Most horror franchises don’t survive the transition to a sequel, let alone a third movie. We were pleasantly surprised by the action-y, Punisher-esque turn of The Purge: Anarchy, but there were enough red flags to have us deeply concerned about where The Purge would go with its third entry, Election Year, a movie centered around protecting a bizarre Hillary Clinton stand-in, who promises to save the country if we just vote, y'all. Austin, Patrick, Danielle, Natalie, and Rob dive gathered around to dive into Election Year, and hope for better things from the final entry, The First Purge. (Spoiler: That one’s a much better movie.)
This is a companion discussion topic for the original entry at https://waypoint.vice.com/en_us/article/mbyvx3/we-try-to-survive-the-centrist-apocalypse-called-the-purge-election-year
“I know some writers who use subtext and they’re all cowards” - Garth Marenghi
Punisher-esque… yeah, I’ll agree with that statement.
i liked Election Year a lot because it’s one of those films where every part of the text contradicts the ending. obviously it’d be better if it didnt end on saccharine nonsense about how centrism and electoral politics will eventually defeat entrenched class violence, but also, the entire film basically spells out how that thesis is bullshit; you can slap that ending on there all you like, but at the end of the day, you come to The Purge to watch some class war, and a little telling off at the end isn’t going to distract me from enjoying the fuck out of some God Damned Class War.
im honestly so glad you’re doing this series because i’ve been yelling about The Purge series being badass for years and now all my friends are watching it so i can have bigger conversations about that without feeling like i’m yelling at the void. thank you waypoint, for allowing me, to honk my clown horn, about The Purge.
In the end, Charlie Roan fails. On the radio at the end of the film they talk about civil unrest and riots in the wake of the end of the Purge. I think that this is intended to lead into the 5th film, but ultimately it is a bit of bad filmmaking because there isn’t enough emphasis put on it. I read the film as being about reforms and the effectiveness of reforms, and I was pretty disappointed in the message right up until the very end. At the last moment the film tells you that the reforms were useless, and the only thing that will actually work is force. This could be a studio decision (unlikely, given that they seemed to let Anarchy get made with a radically anti-capitalist message) or it could be a last-minute addition tacked on as the state of American politics took form near the movie’s release. But my reckoning is that the next (final?) movie will be about ending the Purge through revolution.
I actually think that all the Purge movies believe in the tendency of humans towards good. Anarchy reveals that the populace doesn’t participate enough, leading to the use of government death squads in their place. To me this says that the average person doesn’t want the Purge, and that the oligarchs have to maintain the illusion of participation in order to maintain their control.
Also I think y’all are gonna like The First Purge.
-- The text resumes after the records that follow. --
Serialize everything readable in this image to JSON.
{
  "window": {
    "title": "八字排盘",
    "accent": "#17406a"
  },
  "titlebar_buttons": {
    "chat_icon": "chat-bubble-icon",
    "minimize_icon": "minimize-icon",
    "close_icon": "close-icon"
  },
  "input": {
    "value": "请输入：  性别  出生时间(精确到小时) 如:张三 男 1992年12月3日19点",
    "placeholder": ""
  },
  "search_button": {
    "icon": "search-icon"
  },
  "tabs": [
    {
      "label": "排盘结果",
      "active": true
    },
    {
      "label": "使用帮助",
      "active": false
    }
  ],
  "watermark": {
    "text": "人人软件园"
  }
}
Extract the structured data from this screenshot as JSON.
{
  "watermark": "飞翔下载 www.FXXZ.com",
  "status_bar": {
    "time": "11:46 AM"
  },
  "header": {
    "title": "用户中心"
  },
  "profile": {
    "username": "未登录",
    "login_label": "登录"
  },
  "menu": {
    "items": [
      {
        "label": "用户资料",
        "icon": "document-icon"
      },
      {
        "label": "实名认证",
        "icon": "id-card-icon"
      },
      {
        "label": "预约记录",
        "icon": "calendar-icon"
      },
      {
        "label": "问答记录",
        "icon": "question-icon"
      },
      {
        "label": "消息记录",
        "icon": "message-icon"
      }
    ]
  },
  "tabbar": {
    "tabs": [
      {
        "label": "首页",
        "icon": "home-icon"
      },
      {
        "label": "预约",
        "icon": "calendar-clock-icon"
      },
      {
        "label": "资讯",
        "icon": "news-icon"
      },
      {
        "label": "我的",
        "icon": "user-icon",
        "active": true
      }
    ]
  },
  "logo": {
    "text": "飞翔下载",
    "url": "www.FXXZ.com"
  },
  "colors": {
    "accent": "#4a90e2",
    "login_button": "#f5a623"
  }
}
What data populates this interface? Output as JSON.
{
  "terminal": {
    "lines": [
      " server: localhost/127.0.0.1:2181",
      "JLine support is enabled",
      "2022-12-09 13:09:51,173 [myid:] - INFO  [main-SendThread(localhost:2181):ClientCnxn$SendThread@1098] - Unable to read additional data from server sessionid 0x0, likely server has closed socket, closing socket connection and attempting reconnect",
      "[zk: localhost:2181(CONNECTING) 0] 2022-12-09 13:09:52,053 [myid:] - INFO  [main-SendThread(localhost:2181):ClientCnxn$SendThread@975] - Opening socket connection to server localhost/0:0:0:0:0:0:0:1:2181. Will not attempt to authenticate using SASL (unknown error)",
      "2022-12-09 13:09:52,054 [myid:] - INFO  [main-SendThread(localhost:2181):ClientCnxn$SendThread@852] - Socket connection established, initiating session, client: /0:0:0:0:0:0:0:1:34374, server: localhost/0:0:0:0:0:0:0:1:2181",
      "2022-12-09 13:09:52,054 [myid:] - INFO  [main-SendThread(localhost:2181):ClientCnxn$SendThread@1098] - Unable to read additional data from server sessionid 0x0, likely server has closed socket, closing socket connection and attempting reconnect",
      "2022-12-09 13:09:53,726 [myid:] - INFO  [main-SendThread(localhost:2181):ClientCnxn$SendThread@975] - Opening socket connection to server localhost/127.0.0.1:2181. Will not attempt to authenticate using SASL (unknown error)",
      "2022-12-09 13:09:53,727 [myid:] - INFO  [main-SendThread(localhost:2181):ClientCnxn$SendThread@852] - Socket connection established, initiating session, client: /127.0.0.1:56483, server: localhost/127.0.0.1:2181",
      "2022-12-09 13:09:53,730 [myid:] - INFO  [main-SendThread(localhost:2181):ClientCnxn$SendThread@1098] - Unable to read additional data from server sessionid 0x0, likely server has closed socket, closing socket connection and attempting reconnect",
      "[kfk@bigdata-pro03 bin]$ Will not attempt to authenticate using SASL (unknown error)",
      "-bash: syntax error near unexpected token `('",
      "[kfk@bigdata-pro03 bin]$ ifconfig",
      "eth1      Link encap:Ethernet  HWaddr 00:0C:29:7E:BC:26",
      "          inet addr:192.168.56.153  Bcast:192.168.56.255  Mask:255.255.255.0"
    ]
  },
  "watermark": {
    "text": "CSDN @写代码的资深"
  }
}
It is a radically different movie from the first 3, and better for it. Of all the Purge movies, it most effectively brings forth a vision of the Social Realist hero figure, which ain’t something we see too often in modern film.
The Purge Teens as a whole were terrible, I agree about them feeling like cookie cutter characters that the writer felt obliged to put in there. But the scene that bothered me most in this movie was when one of them is run over by protagonist in a spectacularly brutal shot, she is just minced by an ambulance going at high speed. And I end up feeling sorry for these horribly written teen troublemakers that are right out of a movie in the 50s with teens hassling shopkeeps. If we are talking purge movie logic, no one deserved vehicular manslaughter more…but still it was a messed up scene. And no one brings it up again! ever!
It’s such a gross, wish-fulfillment moment, getting revenge on those teens that scare you.
By running them over in your car!
I could be way off base here, but the teens read to me like a shitty allegory on “hip hop/thug culture”. Quotation marks included to indicate that the actual culture has nothing to do with it and I’m talking about racist white viewings of the culture.
There’s that classic white person line about how maybe white people played a part in putting black people in the ghettos, but black people are keeping themselves there by idolizing these “thugs” who get a little bit of money but immediately spend it all on flashy things. And that idolization causes other poor black people to spend all of their own money on flashy things they don’t need rather than save their money responsibly to help themselves get out of poverty. And so black people stay poor, not because of system racism, but because they keep buying shiny status symbols rather than spend their money responsible.
So the teens are the stereotype of black people with no impulse control just spending all their money as soon as they have it. The lead girl even killed her parents to really drive home the fact that she has destroyed her future just to have fun tonight. And all of this is especially stark because they’re attacking the incredibly respectable Joe. A man who is doing things the “right” way to try to improve his life.